"Aye, her's is a hand-basket portion, which is generally the best; for there is no end to that."

Even so our Everlasting Father gives to His poor children a hand-basket portion - a basket being that which we generally fetch our daily provisions in: and God sometimes puts His blessing even in the basket, and then it seldom comes home empty; as it is written:

"Blessed shall be thy basket."
(Deuteronomy 28:5)

Our blessed Saviour eyed this promise on the mount. When He was going to feed five thousand men, beside women and children, with five barley loaves and two small fishes, it is said:

"He looked up to heaven, and blessed and brake..."
(Mark 6:41)

And that blessing was enough; for they were all filled, and there were twelve baskets full of fragments. Thus the blessing appeared in the basket; and that made the Saviour so fond of the fragments as to give this strict charge to His disciples:

"Gather up the fragments that remain, that nothing be lost."
(John 6:12)

Thus, too, the proverb of the hand-basket portion appears true; and our blessed Saviour Himself lived on it while He dwelt below; yea, the whole Levitical tribe lived on the hand-basket portion; for the shewbread, that was set hot before God on the golden table, was brought in a basket. So that God Himself has highly honoured the basket.

I am firmly of opinion that the hand-basket portion is the best, both for soul and body; because it keeps us to prayer, exercises our faith, engages our watchfulness, and excites to gratitude.

By William Huntington
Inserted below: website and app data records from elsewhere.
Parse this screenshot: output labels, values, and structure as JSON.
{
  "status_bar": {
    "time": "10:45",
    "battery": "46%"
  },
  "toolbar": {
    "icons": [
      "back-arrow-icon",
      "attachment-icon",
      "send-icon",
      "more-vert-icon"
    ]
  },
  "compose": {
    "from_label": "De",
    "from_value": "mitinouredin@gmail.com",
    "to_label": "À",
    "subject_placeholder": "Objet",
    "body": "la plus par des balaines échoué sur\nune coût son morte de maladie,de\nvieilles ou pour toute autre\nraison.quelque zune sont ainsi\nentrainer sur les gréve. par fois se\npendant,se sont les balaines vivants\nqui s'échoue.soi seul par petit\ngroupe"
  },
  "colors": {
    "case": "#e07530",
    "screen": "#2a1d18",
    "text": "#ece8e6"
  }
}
Happy is that soul that credits God.s promise; places his confidence in Him for the fulfilment of it; makes use of the means God has appointed; daily pleads His promise in the humble prayer of faith; patiently waits His time; daily watches His hand; lives in a holy expectation of a daily supply of spiritual and temporal mercies from the God of his salvation; and who is humbly thankful to God for every favour that flows through the atoning blood and prevalent intercession of a dear Redeemer!

By William Huntington